Life Stories in Literature
we are what we remember
inside vs. outside stories
hidden identities & secrets
creating/controlling one’s own narrative
alternate life options
turning points/life decisions
when/how lives intersect
multiple points of view
change your story, change your life
“How habits of speech can shape our thoughts.”
Language is the most prominent social construct of all; humans develop language to communicate with each other about how they experience the world and their place in it. Claire Cameron explains “the primary way language influences our minds is through what it forces us to think about—not what it prevents us from thinking about.”
And one of the largest uses of language is the creation of literature. Scottish crime novelist Denise Mina argues that literature affords writers “the chance to change the way we speak collectively about a moment and become a powerful driver of social change.”
Through language, literature has the power not only to describe culture but also to shape it.

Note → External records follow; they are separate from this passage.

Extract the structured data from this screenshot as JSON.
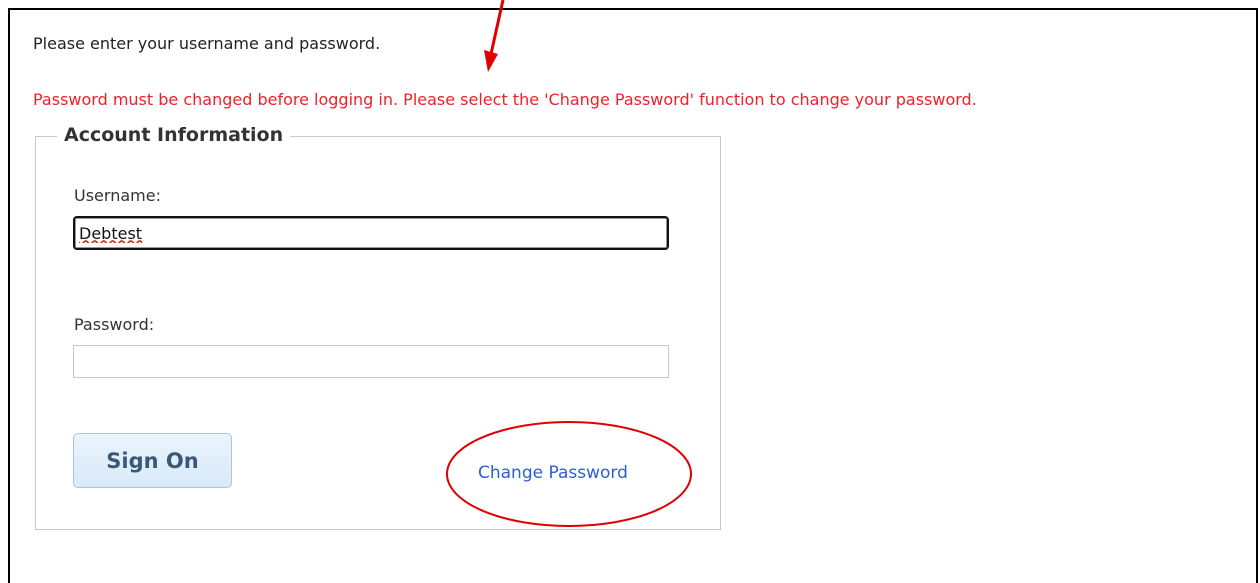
{
  "login": {
    "instruction": "Please enter your username and password.",
    "error": "Password must be changed before logging in. Please select the 'Change Password' function to change your password.",
    "fieldset_title": "Account Information",
    "username_label": "Username:",
    "username_value": "Debtest",
    "password_label": "Password:",
    "password_value": "",
    "sign_on_label": "Sign On",
    "change_password_label": "Change Password"
  },
  "annotations": {
    "color": "#e00000",
    "arrow": "arrow-down-icon",
    "highlight": "ellipse-highlight"
  }
}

Ruth Franklin, author of the biography Shirley Jackson: A Rather Haunted Life, argues that the lasting power of Jackson’s famous short story lies in its ambiguity, “its unsettling open-endedness”:

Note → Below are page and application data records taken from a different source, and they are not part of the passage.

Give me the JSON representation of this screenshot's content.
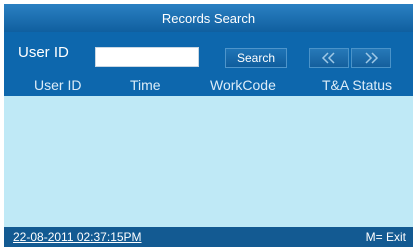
{
  "title": "Records Search",
  "search": {
    "user_id_label": "User ID",
    "user_id_value": "",
    "search_button": "Search",
    "prev_icon": "double-left-chevron-icon",
    "next_icon": "double-right-chevron-icon"
  },
  "table": {
    "columns": [
      "User ID",
      "Time",
      "WorkCode",
      "T&A Status"
    ],
    "rows": []
  },
  "status_bar": {
    "datetime": "22-08-2011  02:37:15PM",
    "exit_hint": "M= Exit"
  },
  "colors": {
    "header_blue": "#0d67ad",
    "body_light_blue": "#bfe9f6",
    "status_bar": "#135a92"
  }
}
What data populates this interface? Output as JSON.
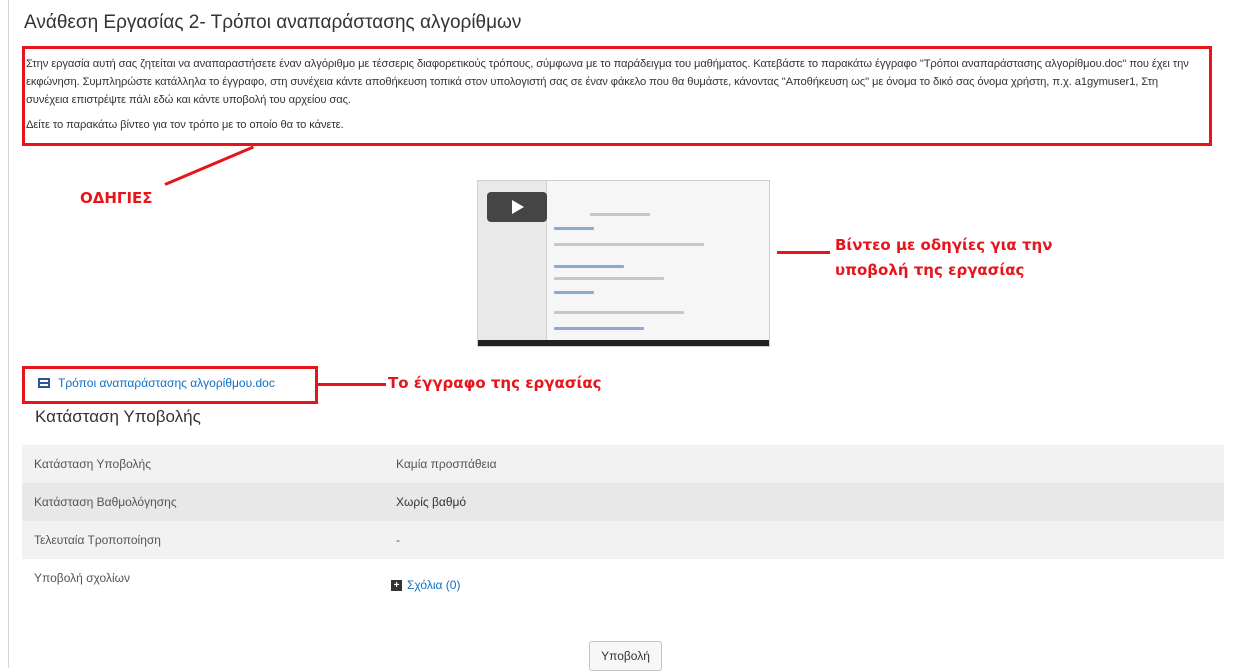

The story works as a mirror to reflect back to its readers their current preoccupations and concerns, which is why readers could see McCarthy in it 75 years ago and Trump in it today. That quality is also what makes reading “The Lottery” for the first time so distressing — reminding us of the vital service literature can perform when we allow it to disturb us.
Like Denise Mina’s point in the article linked above, literature has the power not only to describe society but also to influence it.

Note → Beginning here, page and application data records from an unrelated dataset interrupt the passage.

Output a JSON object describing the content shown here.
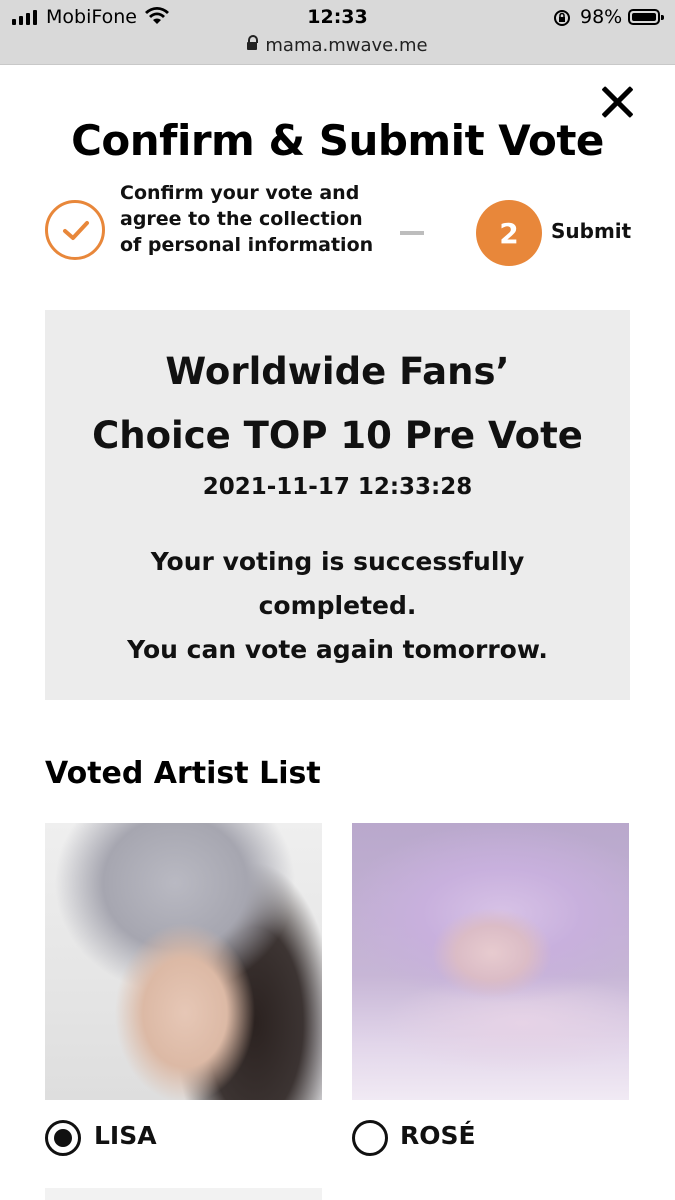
{
  "status_bar": {
    "carrier": "MobiFone",
    "time": "12:33",
    "battery": "98%",
    "battery_level": 0.98,
    "url": "mama.mwave.me"
  },
  "header": {
    "title": "Confirm & Submit Vote"
  },
  "steps": [
    {
      "label": "Confirm your vote and agree to the collection of personal information",
      "state": "done"
    },
    {
      "number": "2",
      "label": "Submit",
      "state": "active"
    }
  ],
  "result": {
    "title_line1": "Worldwide Fans’",
    "title_line2": "Choice TOP 10 Pre Vote",
    "datetime": "2021-11-17 12:33:28",
    "message_line1": "Your voting is successfully",
    "message_line2": "completed.",
    "message_line3": "You can vote again tomorrow."
  },
  "voted_list": {
    "title": "Voted Artist List",
    "artists": [
      {
        "name": "LISA",
        "selected": true
      },
      {
        "name": "ROSÉ",
        "selected": false
      }
    ]
  },
  "colors": {
    "accent": "#e8873a",
    "box_bg": "#ececec",
    "statusbar_bg": "#d9d9d9"
  }
}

Translations introduce readers to literary works written in languages other than their own. Emily Wilson, a classicist at the University of Pennsylvania, has published English translations of Homer’s two great Greek epics, Odyssey and Iliad, in 2017 and 2023, respectively. Both of these long poems were originally recited orally both to entertain and to instruct their listeners, who included members of all ages and of most social classes. “Wilson’s ambitious project of the past decade has been to re-democratize both the poetry and its audience,” writes Judith Thurman in this piece in The New Yorker.
“My goal was to evoke an experience like the original, using the language of the people who will read it,” Wilson told Thurman. Her translations aim to allow a modern audience to experience these works of literature as closely as possible to how ancient audiences experienced them (although by reading rather than by listening).
“The transformative power of seeing your life as a hero’s journey.”
Veteran journalist Adam Piore examines “a series of questions that have long preoccupied me”:
How do people find meaning in the face of unimaginable tragedy, trauma, or disappointment? Why do some self-destruct, lose touch with reality, or give up, while others survive, recover, and find ways to draw strength from the challenges they were forced to endure?
Piore sought out “people who, through the whims of fate, their own choices, or a combination of both, have found themselves in extreme situations that most of us can hardly imagine.” After examining the stories such people tell about themselves, Piore “saw up close how important the hero-journey narrative, or something close it, was to them, transforming and even helping to save their lives.”
In this article Piore delves into the psychological research on life stories (technically known as narrative identity theory) and illustrates it with some of the life stories told to him by people he interviewed.
© 2023 by Mary Daniels Brown